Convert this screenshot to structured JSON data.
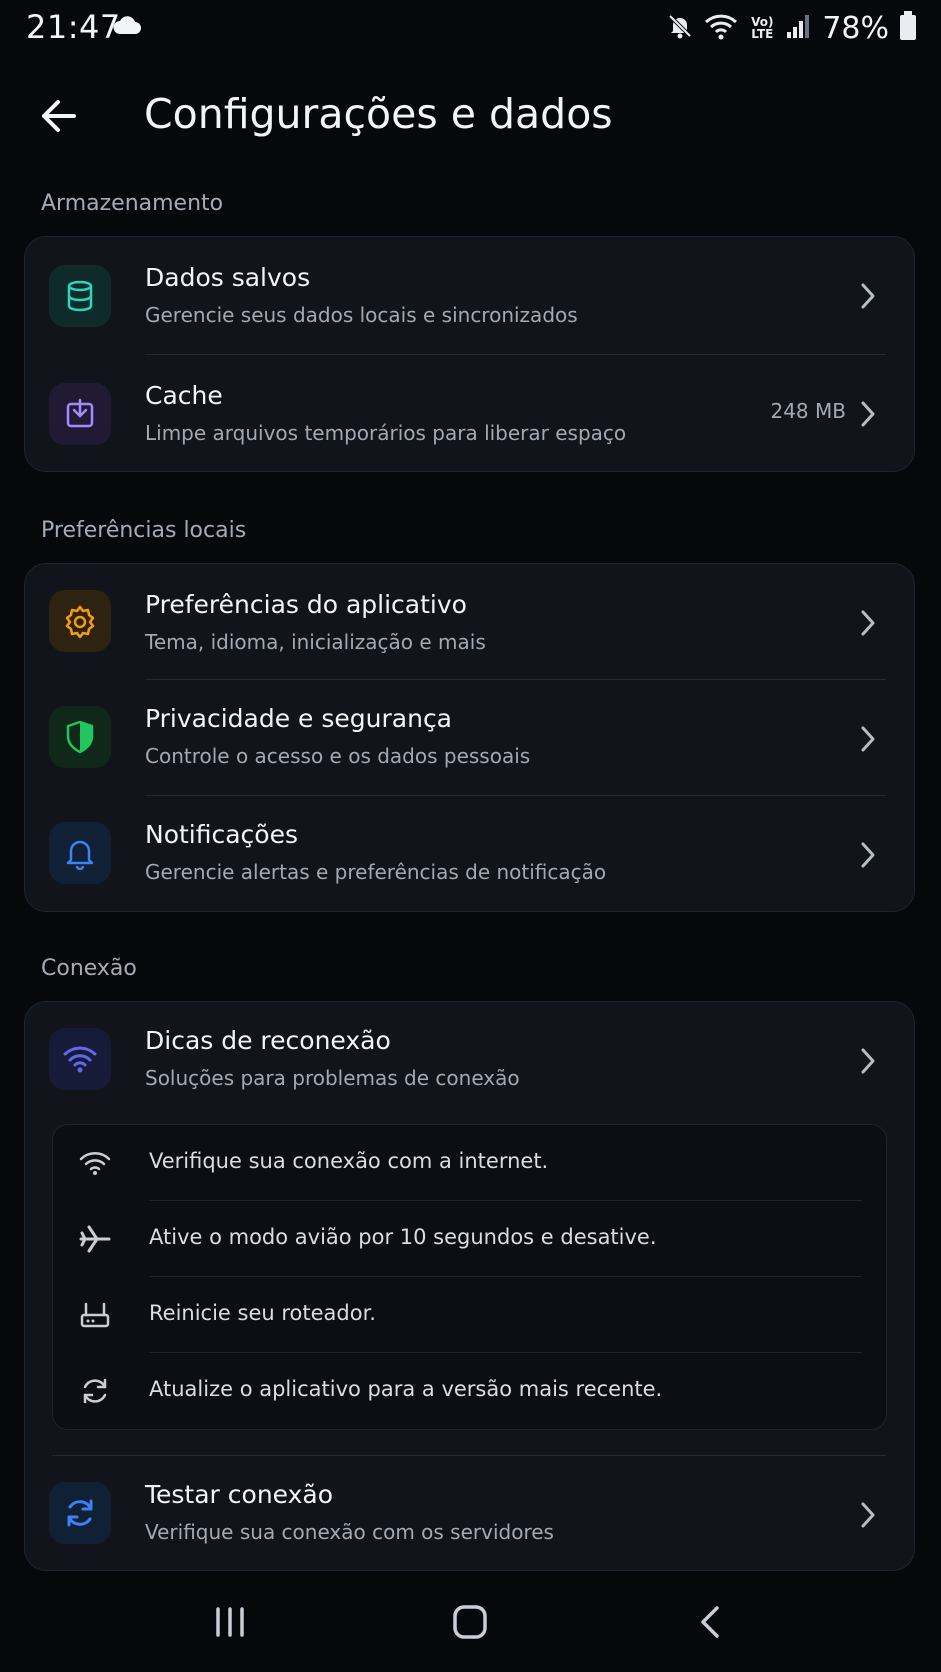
{
  "status_bar": {
    "time": "21:47",
    "network_label": "Vo) LTE",
    "battery": "78%"
  },
  "header": {
    "title": "Configurações e dados"
  },
  "sections": {
    "storage": {
      "label": "Armazenamento",
      "items": [
        {
          "title": "Dados salvos",
          "subtitle": "Gerencie seus dados locais e sincronizados",
          "icon": "database-icon",
          "color": "#2dd4bf"
        },
        {
          "title": "Cache",
          "subtitle": "Limpe arquivos temporários para liberar espaço",
          "value": "248 MB",
          "icon": "download-box-icon",
          "color": "#a78bfa"
        }
      ]
    },
    "local_prefs": {
      "label": "Preferências locais",
      "items": [
        {
          "title": "Preferências do aplicativo",
          "subtitle": "Tema, idioma, inicialização e mais",
          "icon": "gear-icon",
          "color": "#f59e0b"
        },
        {
          "title": "Privacidade e segurança",
          "subtitle": "Controle o acesso e os dados pessoais",
          "icon": "shield-icon",
          "color": "#22c55e"
        },
        {
          "title": "Notificações",
          "subtitle": "Gerencie alertas e preferências de notificação",
          "icon": "bell-icon",
          "color": "#3b82f6"
        }
      ]
    },
    "connection": {
      "label": "Conexão",
      "reconnect": {
        "title": "Dicas de reconexão",
        "subtitle": "Soluções para problemas de conexão",
        "icon": "wifi-icon",
        "color": "#6366f1"
      },
      "tips": [
        {
          "text": "Verifique sua conexão com a internet.",
          "icon": "wifi-icon"
        },
        {
          "text": "Ative o modo avião por 10 segundos e desative.",
          "icon": "airplane-icon"
        },
        {
          "text": "Reinicie seu roteador.",
          "icon": "router-icon"
        },
        {
          "text": "Atualize o aplicativo para a versão mais recente.",
          "icon": "refresh-icon"
        }
      ],
      "test": {
        "title": "Testar conexão",
        "subtitle": "Verifique sua conexão com os servidores",
        "icon": "sync-icon",
        "color": "#3b82f6"
      }
    }
  }
}
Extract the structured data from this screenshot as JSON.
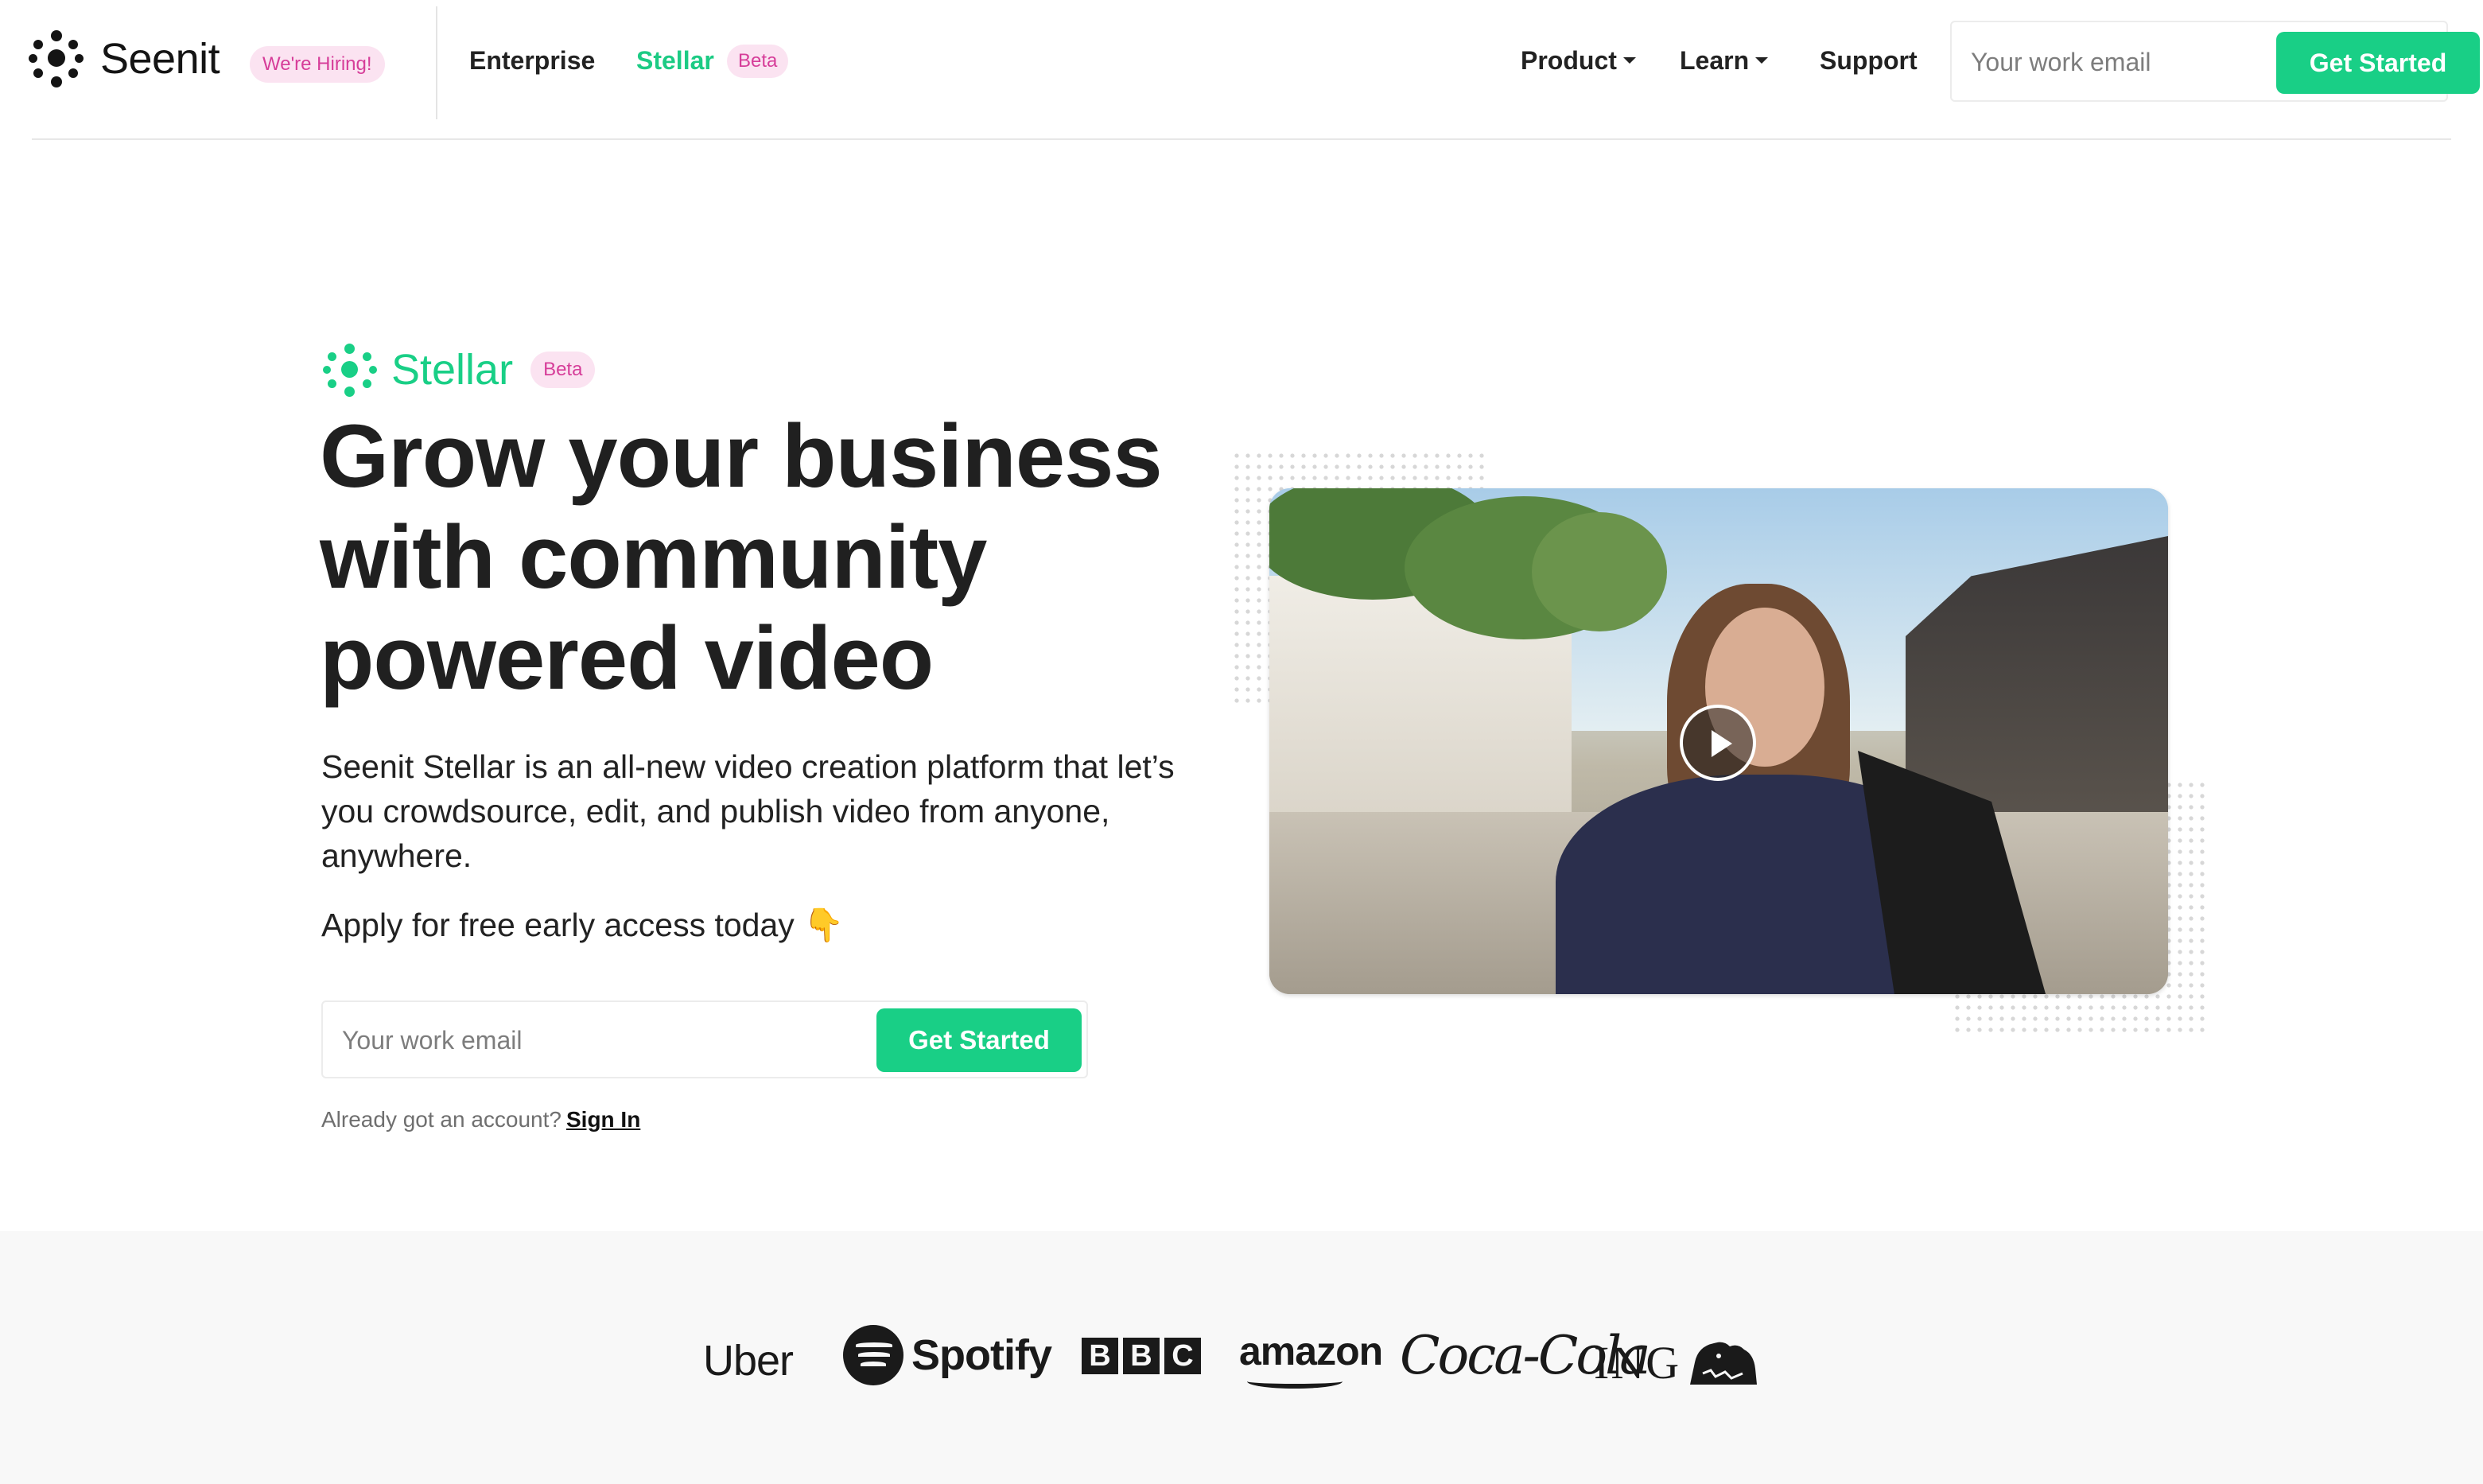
{
  "nav": {
    "brand": "Seenit",
    "hiring_badge": "We're Hiring!",
    "links": {
      "enterprise": "Enterprise",
      "stellar": "Stellar",
      "stellar_badge": "Beta",
      "product": "Product",
      "learn": "Learn",
      "support": "Support"
    },
    "email_placeholder": "Your work email",
    "cta": "Get Started"
  },
  "hero": {
    "brand": "Stellar",
    "badge": "Beta",
    "headline": "Grow your business with community powered video",
    "subtitle": "Seenit Stellar is an all-new video creation platform that let’s you crowdsource, edit, and publish video from anyone, anywhere.",
    "apply_text": "Apply for free early access today 👇",
    "email_placeholder": "Your work email",
    "cta": "Get Started",
    "already_text": "Already got an account?",
    "sign_in": "Sign In"
  },
  "video": {
    "play_icon": "play-icon"
  },
  "logos": {
    "uber": "Uber",
    "spotify": "Spotify",
    "bbc": [
      "B",
      "B",
      "C"
    ],
    "amazon": "amazon",
    "cocacola": "Coca-Cola",
    "ing": "ING"
  },
  "colors": {
    "accent": "#19cf86",
    "badge_bg": "#fbe3f1",
    "badge_text": "#d63d99",
    "text": "#202020",
    "logo_band": "#f8f8f8"
  }
}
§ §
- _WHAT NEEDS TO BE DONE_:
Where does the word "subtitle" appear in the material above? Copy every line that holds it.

- _EXERCISE RESPONSE_:
          "subtitle": "Gerencie seus dados locais e sincronizados",
          "subtitle": "Limpe arquivos temporários para liberar espaço",
          "subtitle": "Tema, idioma, inicialização e mais",
          "subtitle": "Controle o acesso e os dados pessoais",
          "subtitle": "Gerencie alertas e preferências de notificação",
        "subtitle": "Soluções para problemas de conexão",
        "subtitle": "Verifique sua conexão com os servidores",
    "subtitle": "Seenit Stellar is an all-new video creation platform that let’s you crowdsource, edit, and publish video from anyone, anywhere.",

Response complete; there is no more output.